Congressman Cooper Fears Syria Strike Could Be Just The Beginning

Apr 8, 2017

Congressman Jim Cooper is doubtful that the missile strike on a Syrian air base Thursday night will have much affect, saying the barrage of Tomahawks were "little more than a pin prick."

"Syria has many military bases, and this is just more of a beginning of an effort than an end of an effort," the Nashville Democrat tells WPLN. "We tiptoe into these other struggles because it makes somebody feel good to push a button and have an explosion on TV. This is not the way to conduct military or foreign policy."

Cooper sits on the House Armed Services Committee and says he was "shocked and surprised" by the Trump Administration's attack without notifying Congress. Cooper calls the Authorization to Use Military Force "stale," saying — in his view — it does not apply to the current struggle with ISIS. The authorization was approved in 2001 and has been used to justify lethal attacks throughout the Middle East.

In defending his position against the Syrian strike, Cooper cites President Trump's own comments during the campaign, namely, that the U.S. had wasted trillions of dollars and created no peace in the Middle East.

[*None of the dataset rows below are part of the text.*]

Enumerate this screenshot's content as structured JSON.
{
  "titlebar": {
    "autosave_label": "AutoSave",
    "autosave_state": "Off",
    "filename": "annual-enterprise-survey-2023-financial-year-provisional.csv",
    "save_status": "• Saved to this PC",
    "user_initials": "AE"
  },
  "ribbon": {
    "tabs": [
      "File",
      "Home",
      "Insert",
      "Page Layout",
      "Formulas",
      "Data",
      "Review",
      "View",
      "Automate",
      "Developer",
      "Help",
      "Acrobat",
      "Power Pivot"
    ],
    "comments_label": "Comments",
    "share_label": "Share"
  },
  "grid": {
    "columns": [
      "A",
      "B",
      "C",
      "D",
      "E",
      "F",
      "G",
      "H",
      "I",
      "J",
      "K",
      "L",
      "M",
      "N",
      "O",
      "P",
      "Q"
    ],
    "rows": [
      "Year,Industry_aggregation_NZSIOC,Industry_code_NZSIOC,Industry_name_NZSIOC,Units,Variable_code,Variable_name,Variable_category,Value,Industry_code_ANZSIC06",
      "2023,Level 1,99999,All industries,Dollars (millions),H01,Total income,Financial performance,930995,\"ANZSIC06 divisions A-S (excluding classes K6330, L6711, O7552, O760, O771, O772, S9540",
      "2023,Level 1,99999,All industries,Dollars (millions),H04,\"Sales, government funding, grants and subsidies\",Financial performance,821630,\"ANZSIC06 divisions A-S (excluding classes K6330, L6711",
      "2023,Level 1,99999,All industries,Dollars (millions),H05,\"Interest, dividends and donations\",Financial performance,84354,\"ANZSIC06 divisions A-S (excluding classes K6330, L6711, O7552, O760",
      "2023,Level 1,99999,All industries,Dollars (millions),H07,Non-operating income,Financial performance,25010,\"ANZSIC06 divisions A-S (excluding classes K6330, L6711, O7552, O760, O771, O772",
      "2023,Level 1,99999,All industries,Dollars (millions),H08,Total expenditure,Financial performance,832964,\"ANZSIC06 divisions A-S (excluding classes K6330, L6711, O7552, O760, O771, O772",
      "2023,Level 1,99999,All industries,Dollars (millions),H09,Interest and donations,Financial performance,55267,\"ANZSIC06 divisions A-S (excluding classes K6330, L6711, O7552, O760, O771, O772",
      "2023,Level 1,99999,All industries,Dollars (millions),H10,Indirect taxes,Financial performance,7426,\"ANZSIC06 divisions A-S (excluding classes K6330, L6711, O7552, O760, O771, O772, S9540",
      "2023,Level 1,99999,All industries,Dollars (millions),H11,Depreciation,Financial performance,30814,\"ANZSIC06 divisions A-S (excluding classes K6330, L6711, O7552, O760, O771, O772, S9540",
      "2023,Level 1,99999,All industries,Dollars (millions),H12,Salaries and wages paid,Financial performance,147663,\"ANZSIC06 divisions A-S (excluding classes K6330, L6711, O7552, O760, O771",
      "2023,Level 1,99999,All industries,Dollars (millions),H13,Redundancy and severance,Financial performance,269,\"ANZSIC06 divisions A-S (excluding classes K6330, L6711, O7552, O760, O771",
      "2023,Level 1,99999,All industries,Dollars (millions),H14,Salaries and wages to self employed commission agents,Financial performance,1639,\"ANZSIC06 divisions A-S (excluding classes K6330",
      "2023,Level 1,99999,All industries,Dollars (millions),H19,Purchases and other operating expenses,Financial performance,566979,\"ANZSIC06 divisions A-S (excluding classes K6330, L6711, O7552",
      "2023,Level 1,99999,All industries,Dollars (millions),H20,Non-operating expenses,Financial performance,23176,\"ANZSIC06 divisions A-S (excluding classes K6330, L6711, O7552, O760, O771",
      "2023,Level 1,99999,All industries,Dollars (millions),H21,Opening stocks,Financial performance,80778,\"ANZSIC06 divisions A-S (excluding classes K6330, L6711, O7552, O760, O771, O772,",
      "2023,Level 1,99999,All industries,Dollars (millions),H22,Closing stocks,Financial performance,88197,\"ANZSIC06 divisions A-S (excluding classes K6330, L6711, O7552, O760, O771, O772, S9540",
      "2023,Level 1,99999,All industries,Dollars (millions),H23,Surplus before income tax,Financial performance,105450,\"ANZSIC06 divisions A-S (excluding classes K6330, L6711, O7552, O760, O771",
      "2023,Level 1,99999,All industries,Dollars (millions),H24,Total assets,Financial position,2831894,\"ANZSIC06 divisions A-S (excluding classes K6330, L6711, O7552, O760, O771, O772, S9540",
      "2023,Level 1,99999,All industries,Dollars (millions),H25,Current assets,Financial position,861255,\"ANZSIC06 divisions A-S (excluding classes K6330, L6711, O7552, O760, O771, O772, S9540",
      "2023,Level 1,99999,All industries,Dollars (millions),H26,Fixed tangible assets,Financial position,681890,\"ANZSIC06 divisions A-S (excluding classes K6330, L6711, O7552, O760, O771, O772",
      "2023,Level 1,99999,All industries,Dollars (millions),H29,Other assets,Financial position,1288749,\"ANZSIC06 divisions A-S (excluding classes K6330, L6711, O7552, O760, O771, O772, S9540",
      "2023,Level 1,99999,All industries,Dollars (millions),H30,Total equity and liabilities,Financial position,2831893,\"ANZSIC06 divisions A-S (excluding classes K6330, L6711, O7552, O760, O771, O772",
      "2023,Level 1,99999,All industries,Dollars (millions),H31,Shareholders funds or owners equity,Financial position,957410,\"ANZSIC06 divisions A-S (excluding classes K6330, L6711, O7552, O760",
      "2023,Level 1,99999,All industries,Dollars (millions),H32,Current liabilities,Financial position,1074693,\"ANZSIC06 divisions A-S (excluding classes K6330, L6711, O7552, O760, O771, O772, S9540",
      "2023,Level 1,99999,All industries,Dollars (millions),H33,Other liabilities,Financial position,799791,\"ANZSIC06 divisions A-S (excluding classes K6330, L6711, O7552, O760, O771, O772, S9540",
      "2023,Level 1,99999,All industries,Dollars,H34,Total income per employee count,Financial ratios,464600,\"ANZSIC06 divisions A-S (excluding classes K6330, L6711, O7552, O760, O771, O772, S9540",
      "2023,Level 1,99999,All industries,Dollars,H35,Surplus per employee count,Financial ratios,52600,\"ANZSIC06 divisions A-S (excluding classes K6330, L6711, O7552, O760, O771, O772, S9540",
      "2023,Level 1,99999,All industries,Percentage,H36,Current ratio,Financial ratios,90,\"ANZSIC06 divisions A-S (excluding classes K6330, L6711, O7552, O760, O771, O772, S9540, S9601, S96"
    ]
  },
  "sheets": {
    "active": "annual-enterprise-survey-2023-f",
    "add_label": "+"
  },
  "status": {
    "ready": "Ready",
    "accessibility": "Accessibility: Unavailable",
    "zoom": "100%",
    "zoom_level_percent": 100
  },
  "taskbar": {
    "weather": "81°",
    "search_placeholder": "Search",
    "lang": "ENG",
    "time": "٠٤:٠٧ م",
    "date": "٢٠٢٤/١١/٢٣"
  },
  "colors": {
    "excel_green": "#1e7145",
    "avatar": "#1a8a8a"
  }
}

"We have to be really careful as westerners before we go in there and make the problem worse. Now, I hope and pray that this limited missile attack will make the problem better, but we really don't know."

Cooper bucked his own party when President Obama floated the prospect of getting more involved in Syria by arming certain rebel groups. He suggests that at its core, this is a 1,400-year-old conflict between Sunni and Shia Muslims. And Cooper argues that there is still no clear side to back.

"Unlike in Iraq, unlike in Afghanistan, there really isn't any sort of indigenous local force that we can trust and train and augment," he says.

Like most people in Congress, Cooper says he does not want U.S. troops on the ground in Syria. He says he doesn't see any scenario where they could be effective without a decades-long deployment to rebuild a dysfunctional nation.

Asked whether nothing should be done as Syrian President Bashar al-Assad attacks his own people, Cooper says the U.S. needs to do much more studying of the local dynamics.

But Cooper is hopeful Thursday's missile strike doesn't have to escalate into another war.

"This was such a limited attack, I don't think the train has left the station," he says. "President Trump is still making up his mind."